WHAT TO PRODUCE: If a line in the entries below includes the string "label", copy it out.
※
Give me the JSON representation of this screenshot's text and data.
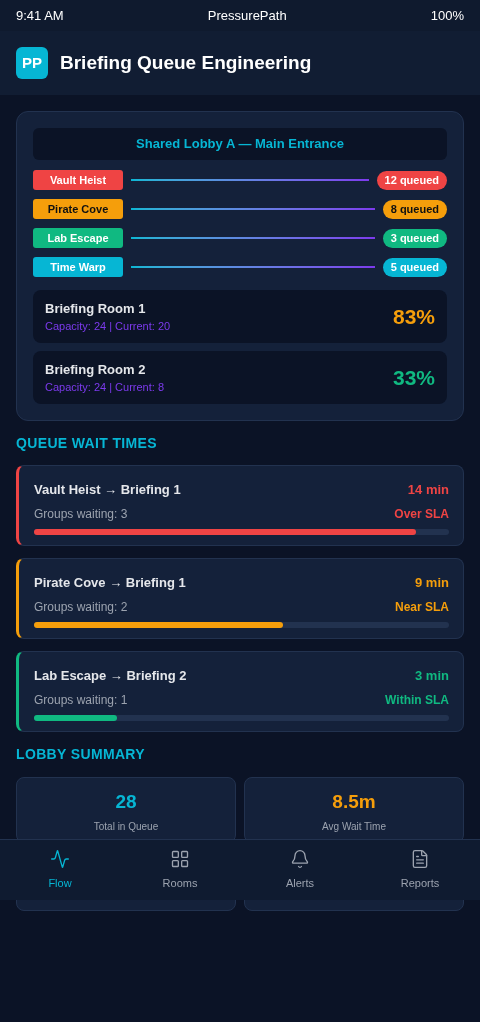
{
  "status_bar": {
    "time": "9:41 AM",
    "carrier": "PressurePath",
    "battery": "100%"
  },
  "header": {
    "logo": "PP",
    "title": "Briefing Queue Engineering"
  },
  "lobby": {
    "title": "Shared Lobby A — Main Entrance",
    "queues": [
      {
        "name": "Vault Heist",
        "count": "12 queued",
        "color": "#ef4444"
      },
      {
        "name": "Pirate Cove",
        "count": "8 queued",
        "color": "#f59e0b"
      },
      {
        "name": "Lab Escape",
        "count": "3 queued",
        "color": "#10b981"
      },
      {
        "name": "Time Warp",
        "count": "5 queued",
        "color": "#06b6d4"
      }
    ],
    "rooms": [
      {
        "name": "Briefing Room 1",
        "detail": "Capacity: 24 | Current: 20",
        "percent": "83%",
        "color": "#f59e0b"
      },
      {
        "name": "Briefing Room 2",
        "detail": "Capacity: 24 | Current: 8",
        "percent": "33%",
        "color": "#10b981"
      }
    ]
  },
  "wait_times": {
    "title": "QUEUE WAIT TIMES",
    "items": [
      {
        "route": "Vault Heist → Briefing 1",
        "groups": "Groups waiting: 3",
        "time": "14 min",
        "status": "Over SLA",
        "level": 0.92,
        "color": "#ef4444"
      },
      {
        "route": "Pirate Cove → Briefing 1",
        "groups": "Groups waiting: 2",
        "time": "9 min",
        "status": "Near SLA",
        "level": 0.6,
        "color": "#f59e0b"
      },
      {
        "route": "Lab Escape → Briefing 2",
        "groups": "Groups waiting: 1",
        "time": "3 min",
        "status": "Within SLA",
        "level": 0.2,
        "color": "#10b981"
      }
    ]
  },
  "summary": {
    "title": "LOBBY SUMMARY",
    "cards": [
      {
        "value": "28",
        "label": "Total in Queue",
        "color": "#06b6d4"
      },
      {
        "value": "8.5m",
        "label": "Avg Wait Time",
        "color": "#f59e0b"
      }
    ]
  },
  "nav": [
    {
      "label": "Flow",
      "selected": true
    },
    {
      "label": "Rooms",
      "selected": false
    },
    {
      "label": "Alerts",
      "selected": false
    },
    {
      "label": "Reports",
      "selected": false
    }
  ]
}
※
ANSWER TO THIS TASK:
        "label": "Total in Queue",
        "label": "Avg Wait Time",
      "label": "Flow",
      "label": "Rooms",
      "label": "Alerts",
      "label": "Reports",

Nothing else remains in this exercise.